- Instructions to follow:
For the word "icon", state how many lines of the data include it. Respond with the number only.

(Records excerpted from a collection)
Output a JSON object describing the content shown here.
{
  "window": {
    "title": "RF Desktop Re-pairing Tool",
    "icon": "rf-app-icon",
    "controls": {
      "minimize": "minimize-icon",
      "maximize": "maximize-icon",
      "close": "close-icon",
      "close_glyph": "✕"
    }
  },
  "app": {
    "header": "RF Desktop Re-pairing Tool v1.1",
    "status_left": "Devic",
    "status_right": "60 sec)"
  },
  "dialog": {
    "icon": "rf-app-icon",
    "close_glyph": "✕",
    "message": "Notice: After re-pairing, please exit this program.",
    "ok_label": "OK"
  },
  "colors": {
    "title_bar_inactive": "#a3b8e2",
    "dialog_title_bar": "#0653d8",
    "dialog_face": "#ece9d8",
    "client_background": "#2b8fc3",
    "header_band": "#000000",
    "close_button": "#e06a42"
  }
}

- Task output:
5